[Input data]

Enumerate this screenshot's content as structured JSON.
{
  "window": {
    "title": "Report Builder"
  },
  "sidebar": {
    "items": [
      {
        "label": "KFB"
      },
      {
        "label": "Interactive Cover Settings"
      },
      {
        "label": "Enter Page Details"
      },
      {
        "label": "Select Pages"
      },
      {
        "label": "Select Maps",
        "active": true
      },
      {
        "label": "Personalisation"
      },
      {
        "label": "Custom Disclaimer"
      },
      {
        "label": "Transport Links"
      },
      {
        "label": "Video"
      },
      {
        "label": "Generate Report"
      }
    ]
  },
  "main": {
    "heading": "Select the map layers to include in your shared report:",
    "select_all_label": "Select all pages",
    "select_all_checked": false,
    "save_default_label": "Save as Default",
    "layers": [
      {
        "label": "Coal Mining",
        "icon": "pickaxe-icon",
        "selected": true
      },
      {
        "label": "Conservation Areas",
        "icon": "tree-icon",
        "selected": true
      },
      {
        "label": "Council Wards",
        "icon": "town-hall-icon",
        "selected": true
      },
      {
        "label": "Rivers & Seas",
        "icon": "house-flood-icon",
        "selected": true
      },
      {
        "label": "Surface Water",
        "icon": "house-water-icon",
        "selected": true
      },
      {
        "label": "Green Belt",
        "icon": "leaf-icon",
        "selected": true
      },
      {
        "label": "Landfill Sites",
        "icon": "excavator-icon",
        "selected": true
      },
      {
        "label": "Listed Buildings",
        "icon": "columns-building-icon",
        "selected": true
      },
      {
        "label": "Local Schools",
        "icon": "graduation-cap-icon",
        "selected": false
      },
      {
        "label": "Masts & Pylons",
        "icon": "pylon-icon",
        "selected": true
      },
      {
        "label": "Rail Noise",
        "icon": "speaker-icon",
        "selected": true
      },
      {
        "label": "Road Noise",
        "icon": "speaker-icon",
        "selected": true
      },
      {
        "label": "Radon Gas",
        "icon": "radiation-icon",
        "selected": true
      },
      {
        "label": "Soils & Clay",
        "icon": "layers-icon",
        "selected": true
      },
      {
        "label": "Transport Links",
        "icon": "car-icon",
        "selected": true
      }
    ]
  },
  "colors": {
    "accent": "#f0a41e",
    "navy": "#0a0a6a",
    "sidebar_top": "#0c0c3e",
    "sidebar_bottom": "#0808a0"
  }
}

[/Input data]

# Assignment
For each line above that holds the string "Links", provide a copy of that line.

# Result of this exercise
        "label": "Transport Links"
        "label": "Transport Links",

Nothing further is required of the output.